▸ TASK STATEMENT
Go through the entries below and pick out every line with "Filecoin".

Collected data
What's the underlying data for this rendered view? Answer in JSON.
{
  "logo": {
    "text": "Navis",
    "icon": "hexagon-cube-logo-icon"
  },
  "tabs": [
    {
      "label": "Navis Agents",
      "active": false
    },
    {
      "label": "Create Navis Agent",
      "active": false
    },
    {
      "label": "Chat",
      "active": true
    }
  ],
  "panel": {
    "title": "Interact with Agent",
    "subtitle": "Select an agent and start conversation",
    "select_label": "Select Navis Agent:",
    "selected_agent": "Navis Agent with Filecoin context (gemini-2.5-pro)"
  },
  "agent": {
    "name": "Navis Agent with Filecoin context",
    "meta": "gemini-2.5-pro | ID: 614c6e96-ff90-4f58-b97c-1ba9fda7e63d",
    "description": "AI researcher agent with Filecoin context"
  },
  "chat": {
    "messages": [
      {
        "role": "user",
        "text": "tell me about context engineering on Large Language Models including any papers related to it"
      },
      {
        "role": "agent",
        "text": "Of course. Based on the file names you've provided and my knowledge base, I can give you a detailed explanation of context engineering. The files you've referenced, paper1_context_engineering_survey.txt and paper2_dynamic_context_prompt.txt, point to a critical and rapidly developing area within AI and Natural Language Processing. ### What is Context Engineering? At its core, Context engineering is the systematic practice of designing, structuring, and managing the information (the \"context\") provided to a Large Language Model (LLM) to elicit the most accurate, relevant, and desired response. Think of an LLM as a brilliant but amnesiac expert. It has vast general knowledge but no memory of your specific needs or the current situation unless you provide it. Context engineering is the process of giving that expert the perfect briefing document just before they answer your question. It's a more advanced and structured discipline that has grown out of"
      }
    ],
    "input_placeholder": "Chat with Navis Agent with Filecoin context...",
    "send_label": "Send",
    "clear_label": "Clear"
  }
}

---

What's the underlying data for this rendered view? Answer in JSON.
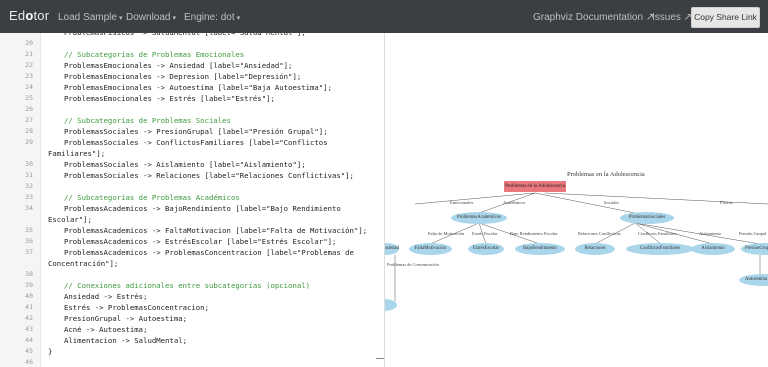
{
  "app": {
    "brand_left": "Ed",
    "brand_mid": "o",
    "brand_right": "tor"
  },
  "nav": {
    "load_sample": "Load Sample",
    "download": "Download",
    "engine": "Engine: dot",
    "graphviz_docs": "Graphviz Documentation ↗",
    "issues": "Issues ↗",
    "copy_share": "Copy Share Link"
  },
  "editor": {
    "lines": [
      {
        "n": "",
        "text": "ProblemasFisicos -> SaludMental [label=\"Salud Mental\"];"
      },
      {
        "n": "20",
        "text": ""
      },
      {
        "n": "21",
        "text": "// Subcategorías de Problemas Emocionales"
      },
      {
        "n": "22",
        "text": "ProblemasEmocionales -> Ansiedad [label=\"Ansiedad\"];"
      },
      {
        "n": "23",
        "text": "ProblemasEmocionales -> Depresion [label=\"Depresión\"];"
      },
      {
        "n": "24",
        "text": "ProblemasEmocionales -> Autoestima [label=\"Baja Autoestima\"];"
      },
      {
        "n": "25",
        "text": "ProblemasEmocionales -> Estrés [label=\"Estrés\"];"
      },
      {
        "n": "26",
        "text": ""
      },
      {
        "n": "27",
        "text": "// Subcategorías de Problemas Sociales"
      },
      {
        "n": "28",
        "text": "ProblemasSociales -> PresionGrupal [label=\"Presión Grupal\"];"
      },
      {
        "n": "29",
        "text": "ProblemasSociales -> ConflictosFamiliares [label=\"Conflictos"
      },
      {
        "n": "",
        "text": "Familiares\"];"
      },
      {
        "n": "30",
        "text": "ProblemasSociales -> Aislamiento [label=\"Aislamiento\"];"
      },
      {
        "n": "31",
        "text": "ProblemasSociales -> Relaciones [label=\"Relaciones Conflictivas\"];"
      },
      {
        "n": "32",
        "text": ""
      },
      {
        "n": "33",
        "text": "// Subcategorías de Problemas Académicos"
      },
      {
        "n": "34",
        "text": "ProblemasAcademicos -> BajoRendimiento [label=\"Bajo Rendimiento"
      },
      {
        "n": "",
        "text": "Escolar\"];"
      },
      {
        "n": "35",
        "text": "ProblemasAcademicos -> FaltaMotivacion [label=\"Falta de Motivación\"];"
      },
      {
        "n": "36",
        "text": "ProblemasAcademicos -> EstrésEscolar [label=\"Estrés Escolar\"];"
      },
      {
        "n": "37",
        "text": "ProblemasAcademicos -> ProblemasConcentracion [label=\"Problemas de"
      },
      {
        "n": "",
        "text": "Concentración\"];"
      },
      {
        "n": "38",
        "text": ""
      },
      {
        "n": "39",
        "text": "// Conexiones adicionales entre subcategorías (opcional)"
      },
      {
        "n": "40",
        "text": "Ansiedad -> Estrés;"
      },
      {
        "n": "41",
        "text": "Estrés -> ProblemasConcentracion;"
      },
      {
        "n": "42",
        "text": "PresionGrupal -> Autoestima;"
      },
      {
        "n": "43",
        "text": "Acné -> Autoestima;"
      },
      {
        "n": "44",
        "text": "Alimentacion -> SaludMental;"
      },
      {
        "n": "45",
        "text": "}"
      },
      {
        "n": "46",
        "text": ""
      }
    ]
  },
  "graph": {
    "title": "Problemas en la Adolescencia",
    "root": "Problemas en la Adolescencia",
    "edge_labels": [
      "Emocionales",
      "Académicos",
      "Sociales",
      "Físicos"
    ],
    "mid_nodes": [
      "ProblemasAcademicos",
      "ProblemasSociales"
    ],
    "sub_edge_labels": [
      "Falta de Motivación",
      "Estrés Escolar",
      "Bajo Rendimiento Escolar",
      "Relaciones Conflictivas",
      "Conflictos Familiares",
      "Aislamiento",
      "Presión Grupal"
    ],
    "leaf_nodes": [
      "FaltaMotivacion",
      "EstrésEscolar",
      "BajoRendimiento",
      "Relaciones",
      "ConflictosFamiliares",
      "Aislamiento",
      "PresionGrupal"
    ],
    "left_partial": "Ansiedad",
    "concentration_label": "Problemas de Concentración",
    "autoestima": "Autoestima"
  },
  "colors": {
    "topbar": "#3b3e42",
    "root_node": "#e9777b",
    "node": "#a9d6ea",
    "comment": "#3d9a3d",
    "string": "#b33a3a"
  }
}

▸ TASK RESPONSE
    "selected_agent": "Navis Agent with Filecoin context (gemini-2.5-pro)"
    "name": "Navis Agent with Filecoin context",
    "description": "AI researcher agent with Filecoin context"
    "input_placeholder": "Chat with Navis Agent with Filecoin context...",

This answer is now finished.